A bum takes a nap after getting a handout, but the food makes him have strange dreams. He dreams he is in the audience of a vaudeville show featuring insects, but it takes a dark turn…

I recently picked up some DVDs of very early animation, and most of the cartoons from the period from 1910 through the mid twenties were pretty primitive; in many cases, they were like barely animated comic strips. Within this context, it is easy to see that Winsor McCay was one of the best and most ambitious animators of his time, though he never quite caught again the magic of GERTIE THE DINOSAUR. This one was from a series of shorts he did called DREAMS OF THE RAREBIT FIEND, and it’s mostly made up of setpieces in which various insects perform dance routines, acrobatics or athletics; there’s a dancing daddy long legs and a scene of two potato bugs boxing, just to give examples. It’s well animated, though it’s not up to the level of GERTIE, and, possibly because the cartoon doesn’t really give the animator to do much with character, it gets a little dull. The dark turn doesn’t come until the very end of the cartoon, and given the fact that we know our main character is having a nightmare, we’re not really surprised. It’s one of McCay’s less interesting efforts.

Les delire des sens (1977)

aka The Naked Lovers, La fille a la fourrure, Porno Zombies
Article 4617 by Dave Sindelar
Date: 8-30-2014
Directed by Claude Pierson
Featuring Ursula White, Alain Saury, Didier Aubriot
Country: France
What it is: Exercise film, foreign style

A man, just married to his second wife, sees his dead wife watching him through a window.

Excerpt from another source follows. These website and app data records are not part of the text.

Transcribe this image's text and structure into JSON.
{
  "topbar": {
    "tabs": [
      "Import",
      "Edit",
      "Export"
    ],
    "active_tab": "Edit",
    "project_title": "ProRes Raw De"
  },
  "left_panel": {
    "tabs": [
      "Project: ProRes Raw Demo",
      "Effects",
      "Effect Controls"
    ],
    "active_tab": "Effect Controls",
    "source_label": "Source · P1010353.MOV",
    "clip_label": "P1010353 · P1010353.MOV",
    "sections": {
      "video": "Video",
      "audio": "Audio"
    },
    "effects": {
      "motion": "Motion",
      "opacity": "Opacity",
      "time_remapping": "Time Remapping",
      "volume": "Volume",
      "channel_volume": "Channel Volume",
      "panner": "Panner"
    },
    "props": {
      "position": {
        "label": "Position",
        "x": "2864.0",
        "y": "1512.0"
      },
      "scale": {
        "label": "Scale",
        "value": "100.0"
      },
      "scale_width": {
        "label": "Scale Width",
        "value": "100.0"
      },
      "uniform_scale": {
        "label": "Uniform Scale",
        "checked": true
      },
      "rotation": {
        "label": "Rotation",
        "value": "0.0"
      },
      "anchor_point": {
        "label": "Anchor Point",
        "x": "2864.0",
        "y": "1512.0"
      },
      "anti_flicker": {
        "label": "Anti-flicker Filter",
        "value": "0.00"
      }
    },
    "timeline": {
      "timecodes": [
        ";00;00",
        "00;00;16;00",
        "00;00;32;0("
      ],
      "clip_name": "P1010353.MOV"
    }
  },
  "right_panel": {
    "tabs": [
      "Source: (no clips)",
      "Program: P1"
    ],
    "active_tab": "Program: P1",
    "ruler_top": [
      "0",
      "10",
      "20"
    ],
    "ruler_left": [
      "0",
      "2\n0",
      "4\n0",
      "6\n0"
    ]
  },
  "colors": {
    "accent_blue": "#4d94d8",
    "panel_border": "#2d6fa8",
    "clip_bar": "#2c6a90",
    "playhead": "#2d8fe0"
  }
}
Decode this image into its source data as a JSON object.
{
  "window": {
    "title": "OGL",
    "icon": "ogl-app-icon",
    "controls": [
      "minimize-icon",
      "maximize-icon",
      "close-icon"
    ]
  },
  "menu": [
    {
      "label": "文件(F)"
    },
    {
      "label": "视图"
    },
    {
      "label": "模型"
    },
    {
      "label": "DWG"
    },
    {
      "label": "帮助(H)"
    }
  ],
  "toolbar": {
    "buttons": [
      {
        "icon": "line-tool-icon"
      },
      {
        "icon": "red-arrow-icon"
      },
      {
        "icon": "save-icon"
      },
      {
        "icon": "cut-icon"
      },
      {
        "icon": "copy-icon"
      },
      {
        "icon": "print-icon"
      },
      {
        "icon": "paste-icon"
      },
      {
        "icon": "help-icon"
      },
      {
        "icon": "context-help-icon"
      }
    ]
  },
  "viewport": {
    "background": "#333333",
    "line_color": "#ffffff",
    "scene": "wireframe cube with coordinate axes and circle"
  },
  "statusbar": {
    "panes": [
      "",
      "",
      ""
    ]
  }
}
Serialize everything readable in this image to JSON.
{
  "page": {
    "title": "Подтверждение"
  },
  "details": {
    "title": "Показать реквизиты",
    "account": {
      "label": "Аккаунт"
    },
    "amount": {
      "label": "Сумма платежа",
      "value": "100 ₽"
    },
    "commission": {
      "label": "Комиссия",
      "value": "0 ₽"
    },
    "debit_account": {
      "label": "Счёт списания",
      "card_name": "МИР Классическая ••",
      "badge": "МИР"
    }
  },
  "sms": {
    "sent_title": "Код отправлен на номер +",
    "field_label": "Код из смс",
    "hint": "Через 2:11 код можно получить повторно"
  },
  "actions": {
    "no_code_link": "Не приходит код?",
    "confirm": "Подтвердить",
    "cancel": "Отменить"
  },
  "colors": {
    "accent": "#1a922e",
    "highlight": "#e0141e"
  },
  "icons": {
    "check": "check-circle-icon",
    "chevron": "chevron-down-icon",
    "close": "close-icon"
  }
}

It turns out her body has been possessed by an alien from the planet Eros who has come to Earth to learn about love and enhanced breathing exercises.

I’m thankful for small favors. I review my movies under the title that appears on the screen of the print I saw, and since I’m in embarrassment mode here again (see my review of THE ORGY MACHINE if you want to know what I mean), I’m just grateful that I didn’t review it with the title I found it under (PORNO ZOMBIES, a title which I find singularly unerotic). On the down side, the fact that I reviewed it under one of its foreign titles also clues you into the fact that my copy was neither dubbed into nor subtitled in English. Nevertheless, I find it rather interesting to compare this foreign movie to the American-made TOM (an acronym I like better than the full title). Whereas that movie refused to take its silly premise seriously, this one seems to be taking itself very seriously indeed; if it’s intended to be comic in any way, it doesn’t show. Perhaps it has some sort of political subtext, though since I can’t understand the dialogue (of which there is some here), I certainly can’t interpret it. At least the exercise sequences here (you know that’s a euphemism, right?) seem to have been shot for this movie rather than lifted from elsewhere, and the actors seem to be actually making the sounds I hear on the soundtrack, which wasn’t the case in TOM, where it sounded like the sounds were thrown in randomly. As for the space aliens in the plot, don’t look for a spaceship or anything like that; the only clue you can get that they are space aliens is that they talk haltingly in an alien way. The most striking scene here has five couples in the forest engaging in synchronized enhanced breathing exercises, and even this isn’t as impressive as it sounds. Though I can’t really fully judge the movie without understanding the dialogue, I’m not sure that this movie is appreciably better than TOM, though I will say it is somewhat less embarrassing.